***** INPUT RECORDS *****

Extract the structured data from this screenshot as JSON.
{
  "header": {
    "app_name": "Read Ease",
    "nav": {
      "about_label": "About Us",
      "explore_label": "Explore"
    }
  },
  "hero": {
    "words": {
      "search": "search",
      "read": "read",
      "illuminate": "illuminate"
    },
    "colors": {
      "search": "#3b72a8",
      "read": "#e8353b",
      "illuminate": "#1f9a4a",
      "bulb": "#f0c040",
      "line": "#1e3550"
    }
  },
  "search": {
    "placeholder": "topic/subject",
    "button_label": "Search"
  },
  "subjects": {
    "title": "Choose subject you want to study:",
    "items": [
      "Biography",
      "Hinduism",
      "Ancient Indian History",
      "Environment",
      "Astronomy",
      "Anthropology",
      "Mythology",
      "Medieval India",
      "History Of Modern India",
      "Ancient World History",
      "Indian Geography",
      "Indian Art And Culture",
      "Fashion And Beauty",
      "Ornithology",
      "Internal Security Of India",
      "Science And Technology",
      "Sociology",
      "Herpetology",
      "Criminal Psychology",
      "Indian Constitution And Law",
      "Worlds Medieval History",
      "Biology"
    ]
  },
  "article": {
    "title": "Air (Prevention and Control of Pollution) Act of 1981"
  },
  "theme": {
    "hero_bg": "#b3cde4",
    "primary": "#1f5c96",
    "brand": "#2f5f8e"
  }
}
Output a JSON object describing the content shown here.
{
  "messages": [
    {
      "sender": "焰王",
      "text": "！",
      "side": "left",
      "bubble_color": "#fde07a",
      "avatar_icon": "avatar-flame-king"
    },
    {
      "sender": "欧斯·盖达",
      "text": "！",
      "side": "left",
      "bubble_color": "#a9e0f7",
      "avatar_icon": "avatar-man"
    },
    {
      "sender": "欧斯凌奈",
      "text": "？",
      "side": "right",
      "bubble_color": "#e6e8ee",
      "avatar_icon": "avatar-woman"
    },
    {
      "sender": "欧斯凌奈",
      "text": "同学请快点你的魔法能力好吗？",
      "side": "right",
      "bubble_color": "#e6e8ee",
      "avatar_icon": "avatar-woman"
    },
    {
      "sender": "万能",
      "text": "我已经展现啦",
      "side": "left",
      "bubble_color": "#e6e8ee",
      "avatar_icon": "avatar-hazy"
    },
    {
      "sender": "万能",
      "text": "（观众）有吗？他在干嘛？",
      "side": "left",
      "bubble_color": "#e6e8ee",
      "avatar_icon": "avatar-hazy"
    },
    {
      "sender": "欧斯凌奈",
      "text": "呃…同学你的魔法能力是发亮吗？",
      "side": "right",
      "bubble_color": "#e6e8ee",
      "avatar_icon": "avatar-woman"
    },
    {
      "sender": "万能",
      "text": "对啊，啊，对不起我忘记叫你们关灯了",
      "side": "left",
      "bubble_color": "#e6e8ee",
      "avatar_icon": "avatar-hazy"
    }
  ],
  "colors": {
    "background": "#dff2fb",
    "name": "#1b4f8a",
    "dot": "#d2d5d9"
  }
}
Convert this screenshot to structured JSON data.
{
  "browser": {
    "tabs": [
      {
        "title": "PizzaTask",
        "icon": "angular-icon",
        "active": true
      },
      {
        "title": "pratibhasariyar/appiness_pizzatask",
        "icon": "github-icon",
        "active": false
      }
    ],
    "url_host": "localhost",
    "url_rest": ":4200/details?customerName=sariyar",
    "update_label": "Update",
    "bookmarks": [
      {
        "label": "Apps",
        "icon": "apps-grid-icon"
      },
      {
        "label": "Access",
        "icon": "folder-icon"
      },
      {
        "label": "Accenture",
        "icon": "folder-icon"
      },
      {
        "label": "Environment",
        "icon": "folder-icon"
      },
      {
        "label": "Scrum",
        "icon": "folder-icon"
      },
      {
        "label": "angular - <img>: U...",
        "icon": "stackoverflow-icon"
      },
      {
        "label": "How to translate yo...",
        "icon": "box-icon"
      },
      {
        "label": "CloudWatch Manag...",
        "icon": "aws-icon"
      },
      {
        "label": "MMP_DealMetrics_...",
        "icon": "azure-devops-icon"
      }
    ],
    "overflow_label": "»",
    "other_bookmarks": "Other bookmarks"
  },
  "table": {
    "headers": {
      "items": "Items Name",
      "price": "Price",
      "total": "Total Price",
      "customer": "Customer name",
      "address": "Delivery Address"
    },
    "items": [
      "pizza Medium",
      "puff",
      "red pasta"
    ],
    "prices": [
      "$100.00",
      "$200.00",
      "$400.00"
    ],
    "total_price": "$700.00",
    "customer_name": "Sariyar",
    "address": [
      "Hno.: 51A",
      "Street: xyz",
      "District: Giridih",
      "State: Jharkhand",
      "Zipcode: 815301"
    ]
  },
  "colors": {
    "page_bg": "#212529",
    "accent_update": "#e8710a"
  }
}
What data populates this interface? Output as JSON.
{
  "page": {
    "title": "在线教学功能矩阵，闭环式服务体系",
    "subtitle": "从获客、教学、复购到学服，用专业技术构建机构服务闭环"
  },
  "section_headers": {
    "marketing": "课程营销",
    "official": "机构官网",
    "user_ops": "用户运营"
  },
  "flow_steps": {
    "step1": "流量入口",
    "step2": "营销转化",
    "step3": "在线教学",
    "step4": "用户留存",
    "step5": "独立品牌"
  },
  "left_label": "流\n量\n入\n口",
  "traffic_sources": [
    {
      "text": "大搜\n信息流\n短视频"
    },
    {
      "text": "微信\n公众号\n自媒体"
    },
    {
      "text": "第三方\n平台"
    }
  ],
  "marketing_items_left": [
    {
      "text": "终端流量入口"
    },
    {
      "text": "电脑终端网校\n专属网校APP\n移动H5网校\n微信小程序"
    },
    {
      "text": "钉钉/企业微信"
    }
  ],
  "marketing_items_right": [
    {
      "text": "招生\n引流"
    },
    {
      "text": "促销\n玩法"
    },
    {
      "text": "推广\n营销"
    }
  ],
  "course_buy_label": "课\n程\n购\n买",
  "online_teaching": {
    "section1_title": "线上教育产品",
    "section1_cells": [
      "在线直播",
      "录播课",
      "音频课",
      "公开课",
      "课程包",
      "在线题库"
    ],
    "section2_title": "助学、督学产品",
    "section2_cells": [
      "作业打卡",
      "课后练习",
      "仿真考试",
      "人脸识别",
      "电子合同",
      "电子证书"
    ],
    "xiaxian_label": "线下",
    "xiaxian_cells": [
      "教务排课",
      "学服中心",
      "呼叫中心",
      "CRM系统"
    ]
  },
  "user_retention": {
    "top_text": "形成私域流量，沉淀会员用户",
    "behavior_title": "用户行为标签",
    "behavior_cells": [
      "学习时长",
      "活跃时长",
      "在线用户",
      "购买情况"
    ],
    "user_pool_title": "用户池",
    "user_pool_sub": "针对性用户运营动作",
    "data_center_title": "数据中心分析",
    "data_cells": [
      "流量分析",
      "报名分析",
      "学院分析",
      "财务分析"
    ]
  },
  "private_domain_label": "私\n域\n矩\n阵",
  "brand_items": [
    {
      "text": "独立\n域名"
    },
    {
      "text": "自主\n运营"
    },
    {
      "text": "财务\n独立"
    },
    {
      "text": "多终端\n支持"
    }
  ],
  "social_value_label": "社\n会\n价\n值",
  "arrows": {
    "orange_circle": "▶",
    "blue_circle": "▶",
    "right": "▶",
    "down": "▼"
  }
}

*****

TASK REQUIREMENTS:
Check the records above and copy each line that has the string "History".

WRITTEN ANSWER:
      "Ancient Indian History",
      "History Of Modern India",
      "Ancient World History",
      "Worlds Medieval History",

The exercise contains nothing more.